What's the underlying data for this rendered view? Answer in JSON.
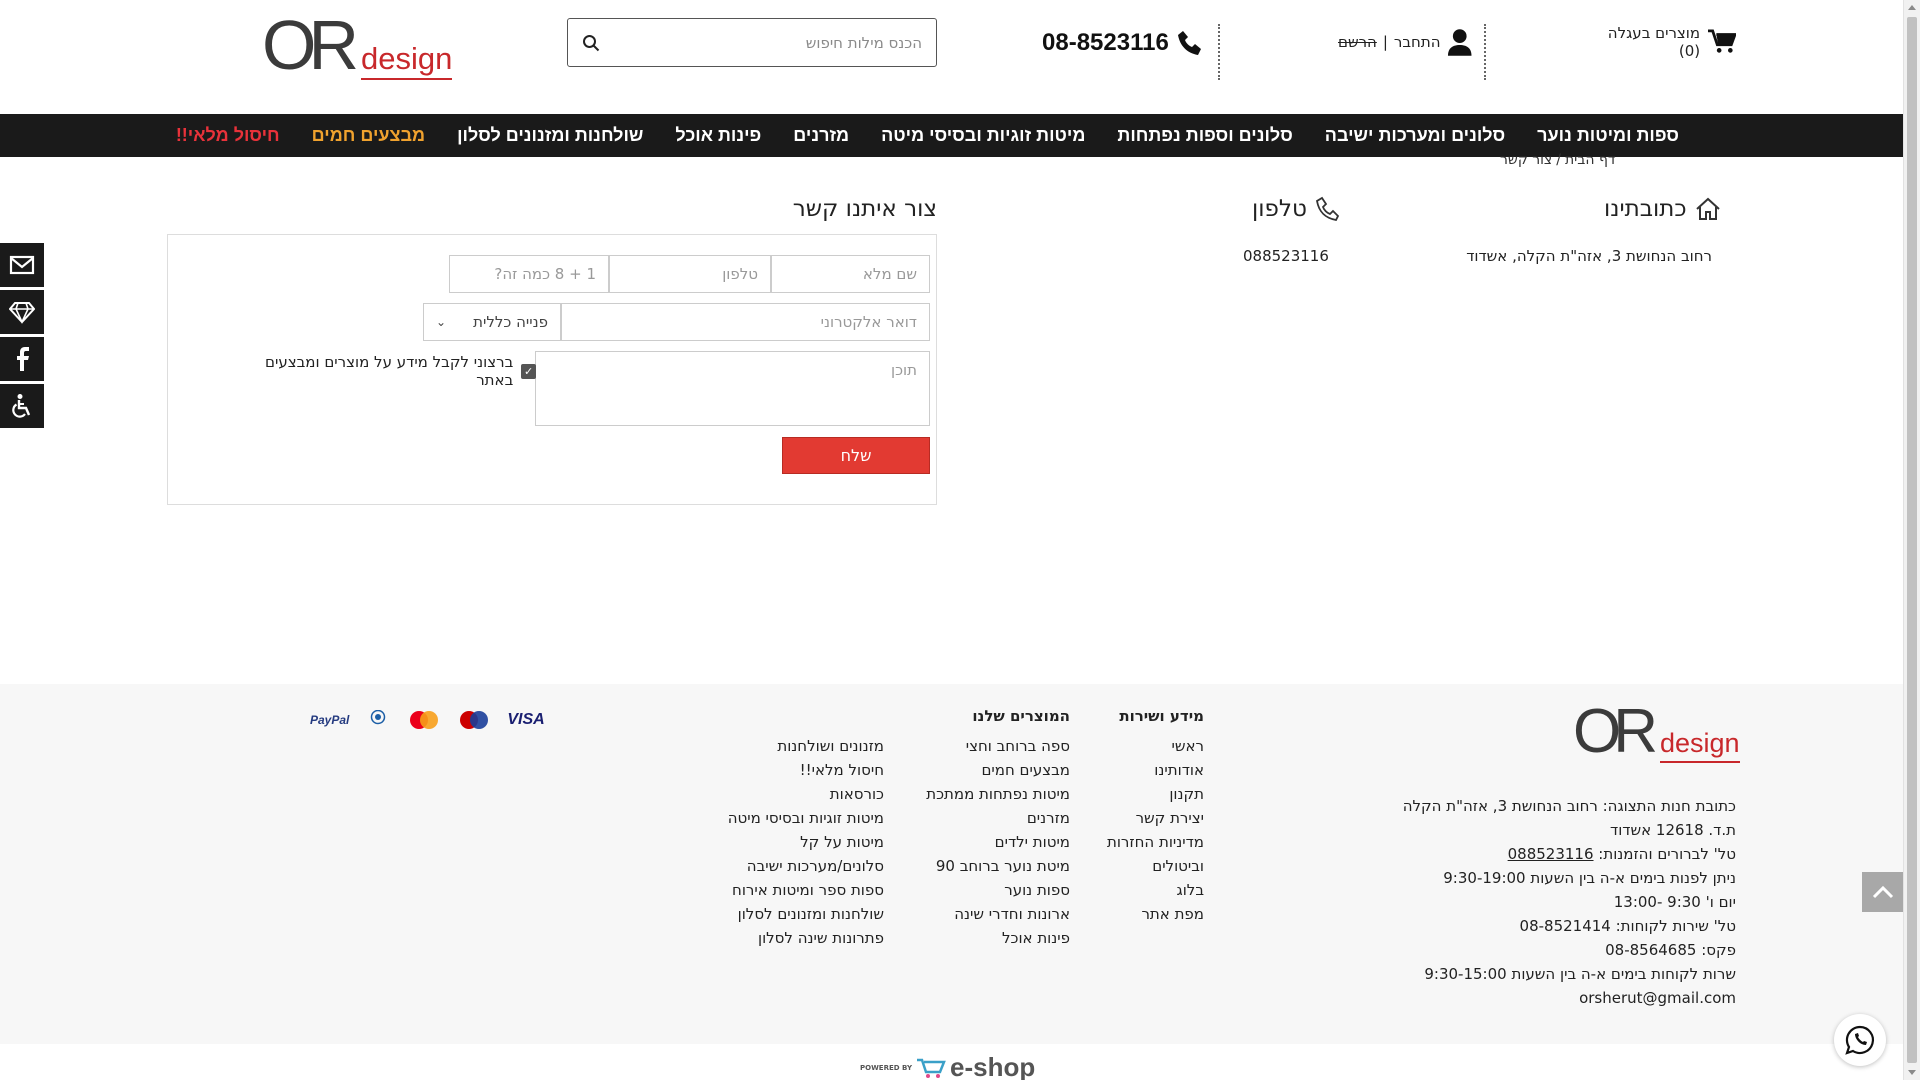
{
  "header": {
    "cart_label": "מוצרים בעגלה (0)",
    "login_label": "התחבר",
    "divider": "|",
    "register_label": "הרשם",
    "phone": "08-8523116",
    "search_placeholder": "הכנס מילות חיפוש",
    "logo_or": "OR",
    "logo_design": "design"
  },
  "nav": {
    "items": [
      {
        "label": "ספות ומיטות נוער",
        "color": "#ffffff"
      },
      {
        "label": "סלונים ומערכות ישיבה",
        "color": "#ffffff"
      },
      {
        "label": "סלונים וספות נפתחות",
        "color": "#ffffff"
      },
      {
        "label": "מיטות זוגיות ובסיסי מיטה",
        "color": "#ffffff"
      },
      {
        "label": "מזרנים",
        "color": "#ffffff"
      },
      {
        "label": "פינות אוכל",
        "color": "#ffffff"
      },
      {
        "label": "שולחנות ומזנונים לסלון",
        "color": "#ffffff"
      },
      {
        "label": "מבצעים חמים",
        "color": "#f0a22e"
      },
      {
        "label": "חיסול מלאי!!",
        "color": "#e8323a"
      }
    ]
  },
  "breadcrumb": {
    "home": "דף הבית",
    "separator": "/",
    "current": "צור קשר"
  },
  "side_icons": [
    "envelope-icon",
    "diamond-icon",
    "facebook-icon",
    "accessibility-icon"
  ],
  "contact": {
    "address_title": "כתובתינו",
    "address_text": "רחוב הנחושת 3, אזה\"ת הקלה, אשדוד",
    "phone_title": "טלפון",
    "phone_text": "088523116"
  },
  "form": {
    "title": "צור איתנו קשר",
    "name_placeholder": "שם מלא",
    "phone_placeholder": "טלפון",
    "captcha_placeholder": "1 + 8 כמה זה?",
    "email_placeholder": "דואר אלקטרוני",
    "select_value": "פנייה כללית",
    "content_placeholder": "תוכן",
    "checkbox_label": "ברצוני לקבל מידע על מוצרים ומבצעים באתר",
    "checkbox_checked": true,
    "submit_label": "שלח"
  },
  "footer": {
    "contact_lines": [
      "כתובת חנות התצוגה: רחוב הנחושת 3, אזה\"ת הקלה",
      "ת.ד. 12618 אשדוד"
    ],
    "phone_prefix": "טל' לברורים והזמנות: ",
    "phone_link": "088523116",
    "contact_lines_2": [
      "ניתן לפנות בימים א-ה בין השעות 9:30-19:00",
      "יום ו' 9:30 -13:00",
      "טל' שירות לקוחות: 08-8521414",
      "פקס: 08-8564685",
      "שרות לקוחות בימים א-ה בין השעות 9:30-15:00",
      "orsherut@gmail.com"
    ],
    "info_title": "מידע ושירות",
    "info_links": [
      "ראשי",
      "אודותינו",
      "תקנון",
      "יצירת קשר",
      "מדיניות החזרות",
      "וביטולים",
      "בלוג",
      "מפת אתר"
    ],
    "products_title": "המוצרים שלנו",
    "products_links": [
      "ספה ברוחב וחצי",
      "מבצעים חמים",
      "מיטות נפתחות ממתכת",
      "מזרנים",
      "מיטות ילדים",
      "מיטת נוער ברוחב 90",
      "ספות נוער",
      "ארונות וחדרי שינה",
      "פינות אוכל"
    ],
    "more_links": [
      "מזנונים ושולחנות",
      "חיסול מלאי!!",
      "כורסאות",
      "מיטות זוגיות ובסיסי מיטה",
      "מיטות על קל",
      "סלונים/מערכות ישיבה",
      "ספות ספר ומיטות אירוח",
      "שולחנות ומזנונים לסלון",
      "פתרונות שינה לסלון"
    ],
    "payments": {
      "paypal": "PayPal",
      "diners": "Diners Club",
      "visa": "VISA"
    }
  },
  "powered": {
    "prefix": "POWERED BY",
    "brand": "e-shop"
  },
  "colors": {
    "accent_red": "#e23a32",
    "nav_bg": "#1a1a1a",
    "logo_red": "#c8282b"
  }
}
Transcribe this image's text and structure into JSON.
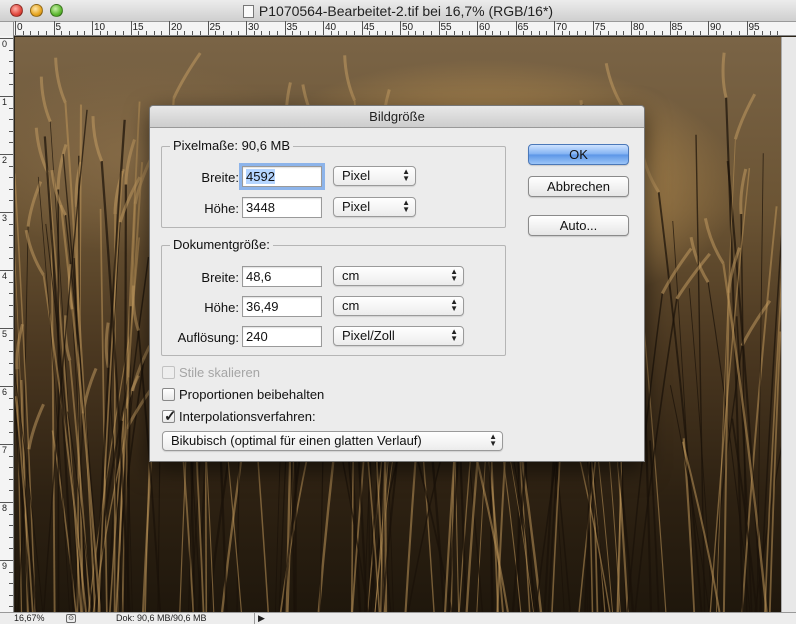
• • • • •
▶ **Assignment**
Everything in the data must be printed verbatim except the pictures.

▶ **Result of this exercise**
What's the underlying data for this rendered view? Answer in JSON.
{
  "header": {
    "cart_label": "מוצרים בעגלה (0)",
    "login_label": "התחבר",
    "divider": "|",
    "register_label": "הרשם",
    "phone": "08-8523116",
    "search_placeholder": "הכנס מילות חיפוש",
    "logo_or": "OR",
    "logo_design": "design"
  },
  "nav": {
    "items": [
      {
        "label": "ספות ומיטות נוער",
        "color": "#ffffff"
      },
      {
        "label": "סלונים ומערכות ישיבה",
        "color": "#ffffff"
      },
      {
        "label": "סלונים וספות נפתחות",
        "color": "#ffffff"
      },
      {
        "label": "מיטות זוגיות ובסיסי מיטה",
        "color": "#ffffff"
      },
      {
        "label": "מזרנים",
        "color": "#ffffff"
      },
      {
        "label": "פינות אוכל",
        "color": "#ffffff"
      },
      {
        "label": "שולחנות ומזנונים לסלון",
        "color": "#ffffff"
      },
      {
        "label": "מבצעים חמים",
        "color": "#f0a22e"
      },
      {
        "label": "חיסול מלאי!!",
        "color": "#e8323a"
      }
    ]
  },
  "breadcrumb": {
    "home": "דף הבית",
    "separator": "/",
    "current": "צור קשר"
  },
  "side_icons": [
    "envelope-icon",
    "diamond-icon",
    "facebook-icon",
    "accessibility-icon"
  ],
  "contact": {
    "address_title": "כתובתינו",
    "address_text": "רחוב הנחושת 3, אזה\"ת הקלה, אשדוד",
    "phone_title": "טלפון",
    "phone_text": "088523116"
  },
  "form": {
    "title": "צור איתנו קשר",
    "name_placeholder": "שם מלא",
    "phone_placeholder": "טלפון",
    "captcha_placeholder": "1 + 8 כמה זה?",
    "email_placeholder": "דואר אלקטרוני",
    "select_value": "פנייה כללית",
    "content_placeholder": "תוכן",
    "checkbox_label": "ברצוני לקבל מידע על מוצרים ומבצעים באתר",
    "checkbox_checked": true,
    "submit_label": "שלח"
  },
  "footer": {
    "contact_lines": [
      "כתובת חנות התצוגה: רחוב הנחושת 3, אזה\"ת הקלה",
      "ת.ד. 12618 אשדוד"
    ],
    "phone_prefix": "טל' לברורים והזמנות: ",
    "phone_link": "088523116",
    "contact_lines_2": [
      "ניתן לפנות בימים א-ה בין השעות 9:30-19:00",
      "יום ו' 9:30 -13:00",
      "טל' שירות לקוחות: 08-8521414",
      "פקס: 08-8564685",
      "שרות לקוחות בימים א-ה בין השעות 9:30-15:00",
      "orsherut@gmail.com"
    ],
    "info_title": "מידע ושירות",
    "info_links": [
      "ראשי",
      "אודותינו",
      "תקנון",
      "יצירת קשר",
      "מדיניות החזרות",
      "וביטולים",
      "בלוג",
      "מפת אתר"
    ],
    "products_title": "המוצרים שלנו",
    "products_links": [
      "ספה ברוחב וחצי",
      "מבצעים חמים",
      "מיטות נפתחות ממתכת",
      "מזרנים",
      "מיטות ילדים",
      "מיטת נוער ברוחב 90",
      "ספות נוער",
      "ארונות וחדרי שינה",
      "פינות אוכל"
    ],
    "more_links": [
      "מזנונים ושולחנות",
      "חיסול מלאי!!",
      "כורסאות",
      "מיטות זוגיות ובסיסי מיטה",
      "מיטות על קל",
      "סלונים/מערכות ישיבה",
      "ספות ספר ומיטות אירוח",
      "שולחנות ומזנונים לסלון",
      "פתרונות שינה לסלון"
    ],
    "payments": {
      "paypal": "PayPal",
      "diners": "Diners Club",
      "visa": "VISA"
    }
  },
  "powered": {
    "prefix": "POWERED BY",
    "brand": "e-shop"
  },
  "colors": {
    "accent_red": "#e23a32",
    "nav_bg": "#1a1a1a",
    "logo_red": "#c8282b"
  }
}
Transcribe this image's text and structure into JSON.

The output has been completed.